EXERCISE INSTRUCTIONS:
The answer should be an exact copy of the lines from the one with "Output a JSON" through the end of the listing below, with no other lines.
----- ENTRIES SUPPLIED
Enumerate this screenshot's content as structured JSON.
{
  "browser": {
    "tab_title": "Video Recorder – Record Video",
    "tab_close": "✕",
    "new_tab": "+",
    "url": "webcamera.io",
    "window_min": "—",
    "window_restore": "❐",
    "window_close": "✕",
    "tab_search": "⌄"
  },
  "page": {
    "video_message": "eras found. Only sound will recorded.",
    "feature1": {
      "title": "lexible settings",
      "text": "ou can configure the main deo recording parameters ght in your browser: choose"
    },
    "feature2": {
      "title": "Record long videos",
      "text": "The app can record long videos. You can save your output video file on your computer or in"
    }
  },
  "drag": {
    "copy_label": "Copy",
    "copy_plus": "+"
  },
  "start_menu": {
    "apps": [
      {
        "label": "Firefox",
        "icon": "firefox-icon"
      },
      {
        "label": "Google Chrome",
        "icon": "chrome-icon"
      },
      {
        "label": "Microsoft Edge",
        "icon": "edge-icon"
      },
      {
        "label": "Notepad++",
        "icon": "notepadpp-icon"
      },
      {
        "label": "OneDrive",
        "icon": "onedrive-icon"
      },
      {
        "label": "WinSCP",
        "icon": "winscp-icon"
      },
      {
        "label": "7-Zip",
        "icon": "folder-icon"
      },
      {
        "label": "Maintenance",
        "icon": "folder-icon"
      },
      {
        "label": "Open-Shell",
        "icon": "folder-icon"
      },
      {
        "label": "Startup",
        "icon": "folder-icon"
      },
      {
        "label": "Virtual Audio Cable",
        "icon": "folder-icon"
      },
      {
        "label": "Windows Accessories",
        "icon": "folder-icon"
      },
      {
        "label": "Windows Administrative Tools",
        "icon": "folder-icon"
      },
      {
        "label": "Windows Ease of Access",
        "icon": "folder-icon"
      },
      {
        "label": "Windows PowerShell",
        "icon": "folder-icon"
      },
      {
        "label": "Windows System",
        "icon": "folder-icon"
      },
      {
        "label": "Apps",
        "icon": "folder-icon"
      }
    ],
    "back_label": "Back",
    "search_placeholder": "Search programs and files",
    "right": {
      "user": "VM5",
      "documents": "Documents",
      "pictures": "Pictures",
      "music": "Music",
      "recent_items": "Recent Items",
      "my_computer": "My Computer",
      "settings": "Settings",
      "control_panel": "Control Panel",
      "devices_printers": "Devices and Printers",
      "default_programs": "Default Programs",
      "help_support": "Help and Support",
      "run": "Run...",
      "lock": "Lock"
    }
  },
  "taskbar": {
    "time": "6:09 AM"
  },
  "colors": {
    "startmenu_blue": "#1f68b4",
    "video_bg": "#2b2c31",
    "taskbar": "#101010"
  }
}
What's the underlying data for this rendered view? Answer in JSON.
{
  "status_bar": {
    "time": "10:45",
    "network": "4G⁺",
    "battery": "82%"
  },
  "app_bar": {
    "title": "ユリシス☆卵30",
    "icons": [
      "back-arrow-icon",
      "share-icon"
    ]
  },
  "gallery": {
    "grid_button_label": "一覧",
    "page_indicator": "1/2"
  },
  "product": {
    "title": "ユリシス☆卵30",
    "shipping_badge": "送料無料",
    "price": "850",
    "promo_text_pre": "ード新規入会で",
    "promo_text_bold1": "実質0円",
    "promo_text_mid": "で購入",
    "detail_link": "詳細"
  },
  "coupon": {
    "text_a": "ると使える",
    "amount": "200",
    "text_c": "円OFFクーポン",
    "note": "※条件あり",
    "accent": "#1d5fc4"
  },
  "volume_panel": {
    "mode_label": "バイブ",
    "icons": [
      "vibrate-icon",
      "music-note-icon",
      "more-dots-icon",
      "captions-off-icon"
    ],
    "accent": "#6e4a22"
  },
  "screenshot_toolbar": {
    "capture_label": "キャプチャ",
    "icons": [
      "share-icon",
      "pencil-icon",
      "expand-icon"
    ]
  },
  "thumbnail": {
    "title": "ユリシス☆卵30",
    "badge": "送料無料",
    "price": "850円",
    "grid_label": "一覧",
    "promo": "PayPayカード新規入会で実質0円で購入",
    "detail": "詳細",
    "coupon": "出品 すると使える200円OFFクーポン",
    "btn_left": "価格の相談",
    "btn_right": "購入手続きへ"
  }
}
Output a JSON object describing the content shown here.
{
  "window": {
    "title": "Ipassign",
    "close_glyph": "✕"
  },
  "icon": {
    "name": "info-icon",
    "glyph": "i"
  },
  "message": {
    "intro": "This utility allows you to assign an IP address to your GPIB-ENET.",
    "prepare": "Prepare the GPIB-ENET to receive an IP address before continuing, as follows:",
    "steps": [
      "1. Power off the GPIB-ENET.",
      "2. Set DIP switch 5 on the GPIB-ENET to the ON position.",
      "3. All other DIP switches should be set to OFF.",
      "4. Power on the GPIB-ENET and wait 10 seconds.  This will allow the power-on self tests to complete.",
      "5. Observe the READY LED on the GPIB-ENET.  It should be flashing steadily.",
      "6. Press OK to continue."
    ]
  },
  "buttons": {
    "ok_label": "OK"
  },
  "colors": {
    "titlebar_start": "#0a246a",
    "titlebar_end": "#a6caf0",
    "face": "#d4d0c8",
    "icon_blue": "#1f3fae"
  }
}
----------
SOLUTION:
Output a JSON object describing the content shown here.
{
  "window": {
    "title": "Ipassign",
    "close_glyph": "✕"
  },
  "icon": {
    "name": "info-icon",
    "glyph": "i"
  },
  "message": {
    "intro": "This utility allows you to assign an IP address to your GPIB-ENET.",
    "prepare": "Prepare the GPIB-ENET to receive an IP address before continuing, as follows:",
    "steps": [
      "1. Power off the GPIB-ENET.",
      "2. Set DIP switch 5 on the GPIB-ENET to the ON position.",
      "3. All other DIP switches should be set to OFF.",
      "4. Power on the GPIB-ENET and wait 10 seconds.  This will allow the power-on self tests to complete.",
      "5. Observe the READY LED on the GPIB-ENET.  It should be flashing steadily.",
      "6. Press OK to continue."
    ]
  },
  "buttons": {
    "ok_label": "OK"
  },
  "colors": {
    "titlebar_start": "#0a246a",
    "titlebar_end": "#a6caf0",
    "face": "#d4d0c8",
    "icon_blue": "#1f3fae"
  }
}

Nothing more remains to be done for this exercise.